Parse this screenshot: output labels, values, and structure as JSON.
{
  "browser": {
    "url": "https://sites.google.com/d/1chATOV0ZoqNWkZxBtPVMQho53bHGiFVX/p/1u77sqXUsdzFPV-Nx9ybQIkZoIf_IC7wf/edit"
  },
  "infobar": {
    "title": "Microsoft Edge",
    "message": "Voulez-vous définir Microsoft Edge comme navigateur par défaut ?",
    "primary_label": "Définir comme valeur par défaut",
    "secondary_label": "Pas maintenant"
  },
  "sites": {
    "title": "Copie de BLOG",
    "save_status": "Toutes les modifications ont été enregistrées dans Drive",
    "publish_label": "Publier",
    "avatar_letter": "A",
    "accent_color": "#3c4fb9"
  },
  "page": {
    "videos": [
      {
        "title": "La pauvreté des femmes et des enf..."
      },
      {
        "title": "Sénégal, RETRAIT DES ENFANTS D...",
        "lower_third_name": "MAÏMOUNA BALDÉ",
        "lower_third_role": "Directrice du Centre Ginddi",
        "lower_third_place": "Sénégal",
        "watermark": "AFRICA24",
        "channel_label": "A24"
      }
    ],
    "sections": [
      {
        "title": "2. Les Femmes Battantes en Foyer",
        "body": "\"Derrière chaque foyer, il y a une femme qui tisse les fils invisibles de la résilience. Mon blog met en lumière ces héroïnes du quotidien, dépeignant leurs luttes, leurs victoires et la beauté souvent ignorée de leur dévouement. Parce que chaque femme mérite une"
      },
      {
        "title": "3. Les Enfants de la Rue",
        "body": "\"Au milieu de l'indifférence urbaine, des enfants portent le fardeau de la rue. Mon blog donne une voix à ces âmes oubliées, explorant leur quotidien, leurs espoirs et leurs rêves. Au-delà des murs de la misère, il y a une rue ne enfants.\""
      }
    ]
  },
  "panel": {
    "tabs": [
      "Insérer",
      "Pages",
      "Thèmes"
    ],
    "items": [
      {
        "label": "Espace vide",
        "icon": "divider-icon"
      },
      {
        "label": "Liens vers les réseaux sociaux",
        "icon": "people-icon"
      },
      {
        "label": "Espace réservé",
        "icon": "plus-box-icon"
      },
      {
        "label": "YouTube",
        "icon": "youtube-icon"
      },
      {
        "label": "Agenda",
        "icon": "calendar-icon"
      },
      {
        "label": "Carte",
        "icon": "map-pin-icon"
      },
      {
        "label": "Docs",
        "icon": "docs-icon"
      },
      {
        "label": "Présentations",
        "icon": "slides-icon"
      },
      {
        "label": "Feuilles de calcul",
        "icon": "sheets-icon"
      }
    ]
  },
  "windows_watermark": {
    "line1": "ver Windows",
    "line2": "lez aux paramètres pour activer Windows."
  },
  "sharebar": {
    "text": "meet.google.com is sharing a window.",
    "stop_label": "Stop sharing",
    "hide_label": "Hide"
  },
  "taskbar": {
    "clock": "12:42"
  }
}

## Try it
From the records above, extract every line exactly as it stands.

## Task response
Parse this screenshot: output labels, values, and structure as JSON.
{
  "browser": {
    "url": "https://sites.google.com/d/1chATOV0ZoqNWkZxBtPVMQho53bHGiFVX/p/1u77sqXUsdzFPV-Nx9ybQIkZoIf_IC7wf/edit"
  },
  "infobar": {
    "title": "Microsoft Edge",
    "message": "Voulez-vous définir Microsoft Edge comme navigateur par défaut ?",
    "primary_label": "Définir comme valeur par défaut",
    "secondary_label": "Pas maintenant"
  },
  "sites": {
    "title": "Copie de BLOG",
    "save_status": "Toutes les modifications ont été enregistrées dans Drive",
    "publish_label": "Publier",
    "avatar_letter": "A",
    "accent_color": "#3c4fb9"
  },
  "page": {
    "videos": [
      {
        "title": "La pauvreté des femmes et des enf..."
      },
      {
        "title": "Sénégal, RETRAIT DES ENFANTS D...",
        "lower_third_name": "MAÏMOUNA BALDÉ",
        "lower_third_role": "Directrice du Centre Ginddi",
        "lower_third_place": "Sénégal",
        "watermark": "AFRICA24",
        "channel_label": "A24"
      }
    ],
    "sections": [
      {
        "title": "2. Les Femmes Battantes en Foyer",
        "body": "\"Derrière chaque foyer, il y a une femme qui tisse les fils invisibles de la résilience. Mon blog met en lumière ces héroïnes du quotidien, dépeignant leurs luttes, leurs victoires et la beauté souvent ignorée de leur dévouement. Parce que chaque femme mérite une"
      },
      {
        "title": "3. Les Enfants de la Rue",
        "body": "\"Au milieu de l'indifférence urbaine, des enfants portent le fardeau de la rue. Mon blog donne une voix à ces âmes oubliées, explorant leur quotidien, leurs espoirs et leurs rêves. Au-delà des murs de la misère, il y a une rue ne enfants.\""
      }
    ]
  },
  "panel": {
    "tabs": [
      "Insérer",
      "Pages",
      "Thèmes"
    ],
    "items": [
      {
        "label": "Espace vide",
        "icon": "divider-icon"
      },
      {
        "label": "Liens vers les réseaux sociaux",
        "icon": "people-icon"
      },
      {
        "label": "Espace réservé",
        "icon": "plus-box-icon"
      },
      {
        "label": "YouTube",
        "icon": "youtube-icon"
      },
      {
        "label": "Agenda",
        "icon": "calendar-icon"
      },
      {
        "label": "Carte",
        "icon": "map-pin-icon"
      },
      {
        "label": "Docs",
        "icon": "docs-icon"
      },
      {
        "label": "Présentations",
        "icon": "slides-icon"
      },
      {
        "label": "Feuilles de calcul",
        "icon": "sheets-icon"
      }
    ]
  },
  "windows_watermark": {
    "line1": "ver Windows",
    "line2": "lez aux paramètres pour activer Windows."
  },
  "sharebar": {
    "text": "meet.google.com is sharing a window.",
    "stop_label": "Stop sharing",
    "hide_label": "Hide"
  },
  "taskbar": {
    "clock": "12:42"
  }
}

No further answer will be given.